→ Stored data
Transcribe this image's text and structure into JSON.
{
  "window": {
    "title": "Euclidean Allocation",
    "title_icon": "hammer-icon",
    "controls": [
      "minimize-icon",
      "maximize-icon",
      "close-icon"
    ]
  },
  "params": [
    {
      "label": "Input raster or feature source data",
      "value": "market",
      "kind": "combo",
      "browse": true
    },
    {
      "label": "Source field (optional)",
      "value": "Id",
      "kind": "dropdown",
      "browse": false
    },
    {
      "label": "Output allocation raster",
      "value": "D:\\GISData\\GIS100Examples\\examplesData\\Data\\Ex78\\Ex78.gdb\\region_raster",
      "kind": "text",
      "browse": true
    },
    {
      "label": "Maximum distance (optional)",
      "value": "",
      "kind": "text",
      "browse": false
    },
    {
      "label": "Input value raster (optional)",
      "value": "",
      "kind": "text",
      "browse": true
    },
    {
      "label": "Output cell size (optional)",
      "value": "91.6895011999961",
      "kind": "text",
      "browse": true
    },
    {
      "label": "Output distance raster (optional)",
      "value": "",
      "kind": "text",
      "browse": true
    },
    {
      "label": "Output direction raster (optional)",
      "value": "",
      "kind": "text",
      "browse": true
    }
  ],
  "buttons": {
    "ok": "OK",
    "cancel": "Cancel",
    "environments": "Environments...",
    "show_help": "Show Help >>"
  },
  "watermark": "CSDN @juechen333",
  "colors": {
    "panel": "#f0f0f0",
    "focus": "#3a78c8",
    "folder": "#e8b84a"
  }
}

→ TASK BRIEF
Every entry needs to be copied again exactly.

→ EXPECTED OUTPUT
Transcribe this image's text and structure into JSON.
{
  "window": {
    "title": "Euclidean Allocation",
    "title_icon": "hammer-icon",
    "controls": [
      "minimize-icon",
      "maximize-icon",
      "close-icon"
    ]
  },
  "params": [
    {
      "label": "Input raster or feature source data",
      "value": "market",
      "kind": "combo",
      "browse": true
    },
    {
      "label": "Source field (optional)",
      "value": "Id",
      "kind": "dropdown",
      "browse": false
    },
    {
      "label": "Output allocation raster",
      "value": "D:\\GISData\\GIS100Examples\\examplesData\\Data\\Ex78\\Ex78.gdb\\region_raster",
      "kind": "text",
      "browse": true
    },
    {
      "label": "Maximum distance (optional)",
      "value": "",
      "kind": "text",
      "browse": false
    },
    {
      "label": "Input value raster (optional)",
      "value": "",
      "kind": "text",
      "browse": true
    },
    {
      "label": "Output cell size (optional)",
      "value": "91.6895011999961",
      "kind": "text",
      "browse": true
    },
    {
      "label": "Output distance raster (optional)",
      "value": "",
      "kind": "text",
      "browse": true
    },
    {
      "label": "Output direction raster (optional)",
      "value": "",
      "kind": "text",
      "browse": true
    }
  ],
  "buttons": {
    "ok": "OK",
    "cancel": "Cancel",
    "environments": "Environments...",
    "show_help": "Show Help >>"
  },
  "watermark": "CSDN @juechen333",
  "colors": {
    "panel": "#f0f0f0",
    "focus": "#3a78c8",
    "folder": "#e8b84a"
  }
}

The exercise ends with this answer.